• EXERCISE AIM: The complete listing should be copied out exactly.

═══

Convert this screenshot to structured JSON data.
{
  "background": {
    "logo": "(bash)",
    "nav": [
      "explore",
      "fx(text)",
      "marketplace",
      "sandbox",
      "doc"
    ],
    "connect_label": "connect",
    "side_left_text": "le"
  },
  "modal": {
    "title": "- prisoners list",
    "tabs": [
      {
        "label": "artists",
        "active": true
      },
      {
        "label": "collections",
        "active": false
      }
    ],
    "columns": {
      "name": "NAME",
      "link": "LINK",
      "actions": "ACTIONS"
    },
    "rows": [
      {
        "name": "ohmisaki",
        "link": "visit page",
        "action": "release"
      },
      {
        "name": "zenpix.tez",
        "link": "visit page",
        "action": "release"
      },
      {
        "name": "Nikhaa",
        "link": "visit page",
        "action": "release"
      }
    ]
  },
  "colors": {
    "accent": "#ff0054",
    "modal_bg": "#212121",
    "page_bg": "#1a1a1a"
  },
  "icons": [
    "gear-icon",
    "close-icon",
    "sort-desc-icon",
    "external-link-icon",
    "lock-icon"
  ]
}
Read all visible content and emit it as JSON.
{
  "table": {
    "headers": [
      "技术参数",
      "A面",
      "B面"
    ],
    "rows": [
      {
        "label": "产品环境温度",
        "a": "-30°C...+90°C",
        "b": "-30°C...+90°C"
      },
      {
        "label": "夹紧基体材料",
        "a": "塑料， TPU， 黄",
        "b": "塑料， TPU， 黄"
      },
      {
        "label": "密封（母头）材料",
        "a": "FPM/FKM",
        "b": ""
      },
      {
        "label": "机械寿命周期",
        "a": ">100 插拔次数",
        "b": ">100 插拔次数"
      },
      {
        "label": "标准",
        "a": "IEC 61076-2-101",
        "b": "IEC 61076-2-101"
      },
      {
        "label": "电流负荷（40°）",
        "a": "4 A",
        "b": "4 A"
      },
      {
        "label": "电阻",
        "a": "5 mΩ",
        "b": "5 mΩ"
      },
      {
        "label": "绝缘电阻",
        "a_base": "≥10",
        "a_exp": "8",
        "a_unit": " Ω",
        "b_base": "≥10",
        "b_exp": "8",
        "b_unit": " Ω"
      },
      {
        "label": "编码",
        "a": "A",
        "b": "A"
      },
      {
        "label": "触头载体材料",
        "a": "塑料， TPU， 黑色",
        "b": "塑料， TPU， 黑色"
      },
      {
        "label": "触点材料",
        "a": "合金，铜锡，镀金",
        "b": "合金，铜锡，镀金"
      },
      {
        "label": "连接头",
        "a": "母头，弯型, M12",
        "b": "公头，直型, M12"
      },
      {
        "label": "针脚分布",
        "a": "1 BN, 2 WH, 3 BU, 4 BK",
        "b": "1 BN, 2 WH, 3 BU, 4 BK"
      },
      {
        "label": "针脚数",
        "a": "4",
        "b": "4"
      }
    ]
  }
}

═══

• RESULT FOR THIS EXERCISE:
Convert this screenshot to structured JSON data.
{
  "background": {
    "logo": "(bash)",
    "nav": [
      "explore",
      "fx(text)",
      "marketplace",
      "sandbox",
      "doc"
    ],
    "connect_label": "connect",
    "side_left_text": "le"
  },
  "modal": {
    "title": "- prisoners list",
    "tabs": [
      {
        "label": "artists",
        "active": true
      },
      {
        "label": "collections",
        "active": false
      }
    ],
    "columns": {
      "name": "NAME",
      "link": "LINK",
      "actions": "ACTIONS"
    },
    "rows": [
      {
        "name": "ohmisaki",
        "link": "visit page",
        "action": "release"
      },
      {
        "name": "zenpix.tez",
        "link": "visit page",
        "action": "release"
      },
      {
        "name": "Nikhaa",
        "link": "visit page",
        "action": "release"
      }
    ]
  },
  "colors": {
    "accent": "#ff0054",
    "modal_bg": "#212121",
    "page_bg": "#1a1a1a"
  },
  "icons": [
    "gear-icon",
    "close-icon",
    "sort-desc-icon",
    "external-link-icon",
    "lock-icon"
  ]
}
Read all visible content and emit it as JSON.
{
  "table": {
    "headers": [
      "技术参数",
      "A面",
      "B面"
    ],
    "rows": [
      {
        "label": "产品环境温度",
        "a": "-30°C...+90°C",
        "b": "-30°C...+90°C"
      },
      {
        "label": "夹紧基体材料",
        "a": "塑料， TPU， 黄",
        "b": "塑料， TPU， 黄"
      },
      {
        "label": "密封（母头）材料",
        "a": "FPM/FKM",
        "b": ""
      },
      {
        "label": "机械寿命周期",
        "a": ">100 插拔次数",
        "b": ">100 插拔次数"
      },
      {
        "label": "标准",
        "a": "IEC 61076-2-101",
        "b": "IEC 61076-2-101"
      },
      {
        "label": "电流负荷（40°）",
        "a": "4 A",
        "b": "4 A"
      },
      {
        "label": "电阻",
        "a": "5 mΩ",
        "b": "5 mΩ"
      },
      {
        "label": "绝缘电阻",
        "a_base": "≥10",
        "a_exp": "8",
        "a_unit": " Ω",
        "b_base": "≥10",
        "b_exp": "8",
        "b_unit": " Ω"
      },
      {
        "label": "编码",
        "a": "A",
        "b": "A"
      },
      {
        "label": "触头载体材料",
        "a": "塑料， TPU， 黑色",
        "b": "塑料， TPU， 黑色"
      },
      {
        "label": "触点材料",
        "a": "合金，铜锡，镀金",
        "b": "合金，铜锡，镀金"
      },
      {
        "label": "连接头",
        "a": "母头，弯型, M12",
        "b": "公头，直型, M12"
      },
      {
        "label": "针脚分布",
        "a": "1 BN, 2 WH, 3 BU, 4 BK",
        "b": "1 BN, 2 WH, 3 BU, 4 BK"
      },
      {
        "label": "针脚数",
        "a": "4",
        "b": "4"
      }
    ]
  }
}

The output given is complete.